Talks are circulating NBA offices the past two weeks that the new commissioner wants to make changes to the draft lottery.
Adam Silver wants to change how the top picks in the draft are handed out to deter teams from tanking.
I don’t believe any change is needed for how the top picks fall, but I do have some other ideas for the league.
How does the lottery work now? Well, every team that doesn’t make the playoffs has a chance at getting a top-three pick. The teams with the worst records have the best odds at getting a top pick, but that doesn’t guarantee anything.
The 11-year run of the Bobcats proved that. Despite having one of the worst teams in the league for much of its existence, Charlotte’s second expansion team has never had the top pick in the draft. Even when the Bobcats set a dubious record for worst winning percentage (7-59, .106 rate), the team didn’t get the number one overall selection.
In 2004, the Bobcats didn’t get the top pick. They were second and missed out on getting Dwight Howard, choosing Emeka Okafor instead.
In 2005, the Bobcats were really snakebit, seeing their pick get booted all the way down to fifth because teams with better records jumped up ahead of them. Instead of Chris Paul or Deron Williams, Charlotte settled for Raymond Felton.
In 2006, the team again couldn’t get lucky in the lottery, winding up third overall.
The team could have gotten LaMarcus Aldridge or Andrea Bargnani, but instead picked Adam Morrison.
Of course, to be fair to the NBA, there was still no reason to pick Morrison. Rudy Gay, Brandon Roy, Rajon Rondo and Duke’s J.J. Redick were still available, so the Bobcats still could have gotten a good player.
After that horrifically bad 2011-12 season, the Bobcats should have been gifted the top pick, but instead, the team saw the top pick go to the team that left Charlotte, the New Orleans Pelicans, the team with only the fourth-worst record. The Pelicans drafted “The Brow,” Anthony Davis, and Charlotte got Michael Kidd-Gilchrist, who might have the ugliest jump shot I’ve ever seen.

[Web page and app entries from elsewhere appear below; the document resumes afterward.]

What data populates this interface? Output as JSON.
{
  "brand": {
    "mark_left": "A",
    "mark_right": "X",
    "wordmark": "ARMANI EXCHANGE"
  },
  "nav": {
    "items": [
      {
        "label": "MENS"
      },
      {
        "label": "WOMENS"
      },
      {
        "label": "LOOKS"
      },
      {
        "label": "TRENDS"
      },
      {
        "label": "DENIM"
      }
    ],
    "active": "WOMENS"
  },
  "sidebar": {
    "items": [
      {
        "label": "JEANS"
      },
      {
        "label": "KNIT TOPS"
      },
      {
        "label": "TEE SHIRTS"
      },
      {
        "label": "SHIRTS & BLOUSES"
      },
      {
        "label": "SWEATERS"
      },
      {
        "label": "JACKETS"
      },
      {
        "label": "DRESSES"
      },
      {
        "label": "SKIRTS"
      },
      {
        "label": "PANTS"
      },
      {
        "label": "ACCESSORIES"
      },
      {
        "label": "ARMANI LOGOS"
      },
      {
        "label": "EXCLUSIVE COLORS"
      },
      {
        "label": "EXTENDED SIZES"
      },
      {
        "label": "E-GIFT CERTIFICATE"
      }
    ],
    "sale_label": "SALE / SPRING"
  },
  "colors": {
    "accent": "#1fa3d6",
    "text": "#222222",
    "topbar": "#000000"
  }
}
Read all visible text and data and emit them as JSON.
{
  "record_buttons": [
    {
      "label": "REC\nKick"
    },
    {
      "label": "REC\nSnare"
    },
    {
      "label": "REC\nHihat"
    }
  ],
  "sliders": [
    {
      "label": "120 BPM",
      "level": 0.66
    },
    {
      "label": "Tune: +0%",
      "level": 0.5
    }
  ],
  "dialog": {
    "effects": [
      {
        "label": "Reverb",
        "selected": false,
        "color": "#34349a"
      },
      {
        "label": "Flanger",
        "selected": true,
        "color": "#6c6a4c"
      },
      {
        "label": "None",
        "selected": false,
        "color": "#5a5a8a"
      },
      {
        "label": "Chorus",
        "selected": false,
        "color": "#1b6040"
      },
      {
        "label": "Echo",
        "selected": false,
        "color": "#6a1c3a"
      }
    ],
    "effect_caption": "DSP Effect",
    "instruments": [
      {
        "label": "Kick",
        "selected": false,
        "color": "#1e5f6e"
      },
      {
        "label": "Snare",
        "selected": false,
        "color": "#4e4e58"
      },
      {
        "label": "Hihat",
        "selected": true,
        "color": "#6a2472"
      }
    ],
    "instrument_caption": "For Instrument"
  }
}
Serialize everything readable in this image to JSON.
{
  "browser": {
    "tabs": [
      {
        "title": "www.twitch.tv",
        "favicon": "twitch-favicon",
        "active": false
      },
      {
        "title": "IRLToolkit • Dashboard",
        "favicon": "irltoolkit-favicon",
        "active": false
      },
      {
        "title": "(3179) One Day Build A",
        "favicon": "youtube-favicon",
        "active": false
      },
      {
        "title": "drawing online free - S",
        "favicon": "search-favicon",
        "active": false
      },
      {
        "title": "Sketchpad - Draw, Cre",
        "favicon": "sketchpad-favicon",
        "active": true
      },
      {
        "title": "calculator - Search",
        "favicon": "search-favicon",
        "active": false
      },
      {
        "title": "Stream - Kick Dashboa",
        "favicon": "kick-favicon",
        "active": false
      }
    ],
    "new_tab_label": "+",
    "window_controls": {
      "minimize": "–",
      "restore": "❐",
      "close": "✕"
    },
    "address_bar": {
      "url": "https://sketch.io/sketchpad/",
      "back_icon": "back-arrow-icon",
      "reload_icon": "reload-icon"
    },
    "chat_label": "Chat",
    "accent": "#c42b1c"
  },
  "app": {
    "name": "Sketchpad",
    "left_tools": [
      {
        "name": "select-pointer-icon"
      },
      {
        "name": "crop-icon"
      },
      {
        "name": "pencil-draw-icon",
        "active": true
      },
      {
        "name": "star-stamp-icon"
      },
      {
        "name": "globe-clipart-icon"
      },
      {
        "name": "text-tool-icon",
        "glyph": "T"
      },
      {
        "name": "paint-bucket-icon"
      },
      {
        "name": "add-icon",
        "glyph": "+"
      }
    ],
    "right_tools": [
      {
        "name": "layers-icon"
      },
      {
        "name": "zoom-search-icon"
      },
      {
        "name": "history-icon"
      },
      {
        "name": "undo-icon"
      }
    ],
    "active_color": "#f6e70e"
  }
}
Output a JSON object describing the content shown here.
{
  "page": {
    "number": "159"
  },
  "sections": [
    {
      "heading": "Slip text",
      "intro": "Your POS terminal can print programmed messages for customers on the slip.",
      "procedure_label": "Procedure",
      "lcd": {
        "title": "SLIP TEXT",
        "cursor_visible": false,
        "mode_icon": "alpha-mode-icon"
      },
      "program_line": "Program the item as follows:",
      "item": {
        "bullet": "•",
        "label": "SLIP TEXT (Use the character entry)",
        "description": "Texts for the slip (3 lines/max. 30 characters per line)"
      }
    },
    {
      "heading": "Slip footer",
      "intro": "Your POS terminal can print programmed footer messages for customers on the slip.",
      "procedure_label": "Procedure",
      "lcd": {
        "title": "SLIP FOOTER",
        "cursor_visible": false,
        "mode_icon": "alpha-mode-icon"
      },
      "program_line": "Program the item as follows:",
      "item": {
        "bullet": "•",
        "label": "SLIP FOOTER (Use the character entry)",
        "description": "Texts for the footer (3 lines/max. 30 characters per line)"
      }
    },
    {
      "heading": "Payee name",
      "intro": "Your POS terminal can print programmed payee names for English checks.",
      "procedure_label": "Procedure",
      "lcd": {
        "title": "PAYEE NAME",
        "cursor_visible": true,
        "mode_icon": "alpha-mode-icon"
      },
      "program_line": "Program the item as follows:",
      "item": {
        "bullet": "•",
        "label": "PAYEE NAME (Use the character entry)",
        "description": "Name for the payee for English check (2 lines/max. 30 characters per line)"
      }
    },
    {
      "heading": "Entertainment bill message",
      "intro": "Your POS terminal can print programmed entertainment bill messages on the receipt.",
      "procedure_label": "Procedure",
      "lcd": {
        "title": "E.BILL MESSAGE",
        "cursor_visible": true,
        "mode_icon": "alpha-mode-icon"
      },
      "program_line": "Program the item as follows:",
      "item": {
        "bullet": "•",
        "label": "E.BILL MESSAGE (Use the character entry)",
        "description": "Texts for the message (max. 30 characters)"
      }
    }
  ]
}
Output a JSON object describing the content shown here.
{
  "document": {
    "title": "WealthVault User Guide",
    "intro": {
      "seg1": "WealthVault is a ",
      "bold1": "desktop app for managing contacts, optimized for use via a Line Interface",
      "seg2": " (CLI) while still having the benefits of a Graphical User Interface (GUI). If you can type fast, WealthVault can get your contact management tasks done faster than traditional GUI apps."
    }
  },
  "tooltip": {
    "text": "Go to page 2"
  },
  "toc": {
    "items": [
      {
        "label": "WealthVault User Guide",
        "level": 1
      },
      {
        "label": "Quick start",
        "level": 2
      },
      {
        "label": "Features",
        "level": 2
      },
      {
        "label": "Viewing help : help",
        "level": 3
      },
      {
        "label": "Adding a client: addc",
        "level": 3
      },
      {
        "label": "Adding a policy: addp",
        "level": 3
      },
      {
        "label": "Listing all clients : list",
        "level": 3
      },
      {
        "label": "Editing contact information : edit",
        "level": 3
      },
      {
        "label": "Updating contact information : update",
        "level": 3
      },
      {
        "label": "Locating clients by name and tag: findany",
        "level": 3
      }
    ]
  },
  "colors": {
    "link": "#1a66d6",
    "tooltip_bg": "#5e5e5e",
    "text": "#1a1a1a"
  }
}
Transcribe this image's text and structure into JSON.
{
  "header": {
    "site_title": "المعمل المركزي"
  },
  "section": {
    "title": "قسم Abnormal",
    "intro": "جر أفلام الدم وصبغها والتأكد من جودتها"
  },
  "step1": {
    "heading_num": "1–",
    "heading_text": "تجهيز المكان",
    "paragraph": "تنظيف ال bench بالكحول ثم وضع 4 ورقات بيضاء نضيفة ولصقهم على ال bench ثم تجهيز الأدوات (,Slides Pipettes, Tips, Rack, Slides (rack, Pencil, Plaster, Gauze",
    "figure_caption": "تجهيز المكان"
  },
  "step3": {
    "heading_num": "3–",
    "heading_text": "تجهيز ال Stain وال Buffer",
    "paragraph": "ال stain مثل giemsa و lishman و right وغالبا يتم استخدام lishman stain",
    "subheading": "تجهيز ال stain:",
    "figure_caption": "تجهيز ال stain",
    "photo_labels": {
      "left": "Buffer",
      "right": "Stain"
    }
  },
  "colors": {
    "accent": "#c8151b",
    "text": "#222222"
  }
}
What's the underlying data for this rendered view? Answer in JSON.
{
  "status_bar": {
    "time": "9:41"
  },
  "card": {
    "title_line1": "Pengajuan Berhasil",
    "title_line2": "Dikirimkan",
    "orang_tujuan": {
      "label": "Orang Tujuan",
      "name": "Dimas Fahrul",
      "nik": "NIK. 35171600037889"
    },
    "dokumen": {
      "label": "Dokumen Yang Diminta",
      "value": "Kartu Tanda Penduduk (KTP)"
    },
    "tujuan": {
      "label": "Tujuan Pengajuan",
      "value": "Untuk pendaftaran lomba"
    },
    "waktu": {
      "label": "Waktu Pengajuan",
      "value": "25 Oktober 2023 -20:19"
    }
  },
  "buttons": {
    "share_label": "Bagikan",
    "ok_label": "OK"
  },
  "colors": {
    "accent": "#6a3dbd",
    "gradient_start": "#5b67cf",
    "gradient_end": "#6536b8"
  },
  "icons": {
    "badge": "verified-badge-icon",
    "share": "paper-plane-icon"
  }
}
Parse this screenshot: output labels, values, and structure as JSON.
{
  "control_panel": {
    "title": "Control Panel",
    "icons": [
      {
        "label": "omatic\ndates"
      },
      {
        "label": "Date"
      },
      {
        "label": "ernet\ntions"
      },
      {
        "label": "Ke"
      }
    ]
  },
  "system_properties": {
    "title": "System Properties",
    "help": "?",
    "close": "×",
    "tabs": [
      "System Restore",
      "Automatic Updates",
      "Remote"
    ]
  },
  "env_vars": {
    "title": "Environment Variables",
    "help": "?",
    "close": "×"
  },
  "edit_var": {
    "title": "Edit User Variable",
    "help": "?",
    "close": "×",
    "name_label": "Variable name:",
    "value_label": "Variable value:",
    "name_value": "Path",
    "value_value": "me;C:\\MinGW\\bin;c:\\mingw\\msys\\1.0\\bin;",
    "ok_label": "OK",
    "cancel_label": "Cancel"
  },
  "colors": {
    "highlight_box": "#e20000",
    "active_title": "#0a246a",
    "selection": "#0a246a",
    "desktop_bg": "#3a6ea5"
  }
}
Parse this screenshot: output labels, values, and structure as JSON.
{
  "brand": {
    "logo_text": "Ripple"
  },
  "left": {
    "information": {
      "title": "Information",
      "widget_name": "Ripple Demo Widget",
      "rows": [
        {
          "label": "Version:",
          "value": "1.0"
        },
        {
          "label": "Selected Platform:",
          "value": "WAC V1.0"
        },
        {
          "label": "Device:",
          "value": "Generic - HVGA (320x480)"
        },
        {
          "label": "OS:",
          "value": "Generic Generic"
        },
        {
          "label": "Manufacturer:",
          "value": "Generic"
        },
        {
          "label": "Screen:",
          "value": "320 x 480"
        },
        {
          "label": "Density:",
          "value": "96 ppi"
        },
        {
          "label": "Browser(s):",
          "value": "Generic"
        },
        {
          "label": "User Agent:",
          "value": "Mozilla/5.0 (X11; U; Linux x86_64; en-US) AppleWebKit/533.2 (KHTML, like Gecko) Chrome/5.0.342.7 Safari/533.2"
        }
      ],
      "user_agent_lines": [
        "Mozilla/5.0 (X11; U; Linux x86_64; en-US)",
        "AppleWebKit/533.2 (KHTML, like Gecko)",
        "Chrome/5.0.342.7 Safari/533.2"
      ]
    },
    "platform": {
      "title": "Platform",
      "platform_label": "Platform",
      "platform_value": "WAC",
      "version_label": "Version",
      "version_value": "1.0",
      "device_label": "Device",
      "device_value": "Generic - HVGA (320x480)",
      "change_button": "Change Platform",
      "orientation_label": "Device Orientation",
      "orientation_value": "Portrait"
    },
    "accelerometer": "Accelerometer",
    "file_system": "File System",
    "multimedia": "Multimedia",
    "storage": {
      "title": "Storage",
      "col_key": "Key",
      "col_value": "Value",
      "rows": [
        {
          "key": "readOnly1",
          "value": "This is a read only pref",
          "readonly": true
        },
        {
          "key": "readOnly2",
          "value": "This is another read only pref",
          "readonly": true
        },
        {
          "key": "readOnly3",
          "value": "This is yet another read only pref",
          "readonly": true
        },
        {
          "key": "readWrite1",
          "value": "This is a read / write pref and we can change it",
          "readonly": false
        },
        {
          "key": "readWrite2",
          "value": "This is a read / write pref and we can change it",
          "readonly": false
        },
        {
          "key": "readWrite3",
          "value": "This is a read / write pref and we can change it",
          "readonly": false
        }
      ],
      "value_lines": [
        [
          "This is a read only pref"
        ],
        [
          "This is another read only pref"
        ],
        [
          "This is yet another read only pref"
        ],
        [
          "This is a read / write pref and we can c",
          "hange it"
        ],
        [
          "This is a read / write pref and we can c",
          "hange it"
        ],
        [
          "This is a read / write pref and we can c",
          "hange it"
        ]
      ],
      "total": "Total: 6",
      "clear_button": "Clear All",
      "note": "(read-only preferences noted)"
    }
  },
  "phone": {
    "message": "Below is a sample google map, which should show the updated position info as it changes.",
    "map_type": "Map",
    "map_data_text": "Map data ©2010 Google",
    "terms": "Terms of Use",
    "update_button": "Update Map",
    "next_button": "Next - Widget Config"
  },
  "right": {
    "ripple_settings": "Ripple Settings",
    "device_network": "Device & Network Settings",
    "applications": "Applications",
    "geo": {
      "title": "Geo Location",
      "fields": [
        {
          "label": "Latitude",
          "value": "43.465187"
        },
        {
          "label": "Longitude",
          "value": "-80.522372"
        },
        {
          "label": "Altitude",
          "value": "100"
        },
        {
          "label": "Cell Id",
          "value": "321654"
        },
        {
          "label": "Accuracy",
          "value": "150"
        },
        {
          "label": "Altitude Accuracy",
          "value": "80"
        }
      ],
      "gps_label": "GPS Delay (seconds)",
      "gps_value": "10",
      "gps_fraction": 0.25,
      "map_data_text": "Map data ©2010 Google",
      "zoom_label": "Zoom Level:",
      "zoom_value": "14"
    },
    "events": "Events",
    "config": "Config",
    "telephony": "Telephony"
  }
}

Imagine what Charlotte could look like with a lineup of Chris Paul, Monta Ellis (instead of Sean May in 2005), LaMarcus Aldridge, Anthony Davis and Dwight Howard.
If you are a Charlotte fan, then the NBA lottery doesn’t work well enough because the Bobcats got the short end of the stick many times. Still, one has to admit that “tanking” a season in the hopes of getting the top pick just isn’t worth it.
There is too much lost revenue from fans refusing to support a bad team to make it a good idea to field a poor team.
So I support the NBA for having the lottery. I also support the one-year rule that keeps high schoolers from getting drafted with zero experience.
Thirty years ago, a player leaving college early was someone like Michael Jordan declaring for the draft after his junior season. NBA teams still knew what they were drafting after watching a guy for three years.
It’s ridiculous to think that an NBA team would have to give an enormous contract to a kid fresh out of high school, hoping that he becomes something later. For every Dwight Howard that shines right away, there is a Leon Powe who is lucky just to stick in the league or a Tyson Chandler who needs several years to become an impact player.
Do you remember Tyson Chandler when he was drafted? Sure, he’s now known as a good rebounder and defender who protects the rim. But back then he was a skinny, 7-foot-1 rookie who said he wanted to play small forward because he wasn’t keen on banging in the paint.
In fact, I would dare say that the NBA would fare better if it made the minimum time to enter the league two years instead of one.
You need only look at the case of UNC’s James Michael McAdoo.
Coming out of high school, McAdoo would have been picked in the first round of the NBA Draft if it weren’t for the one-year rule.
After his freshman year, McAdoo showed enough potential that teams still would have selected him in the first round.
After three seasons at Carolina, McAdoo entered the draft this year and didn’t get picked at all. His shooting percentage went up each year, but he just didn’t capitalize on all that potential enough to impress scouts.
Any team that drafted the power forward straight out of high school or after just one year of college would have regretted the pick later.
Article to be concluded in tomorrow’s edition of The News.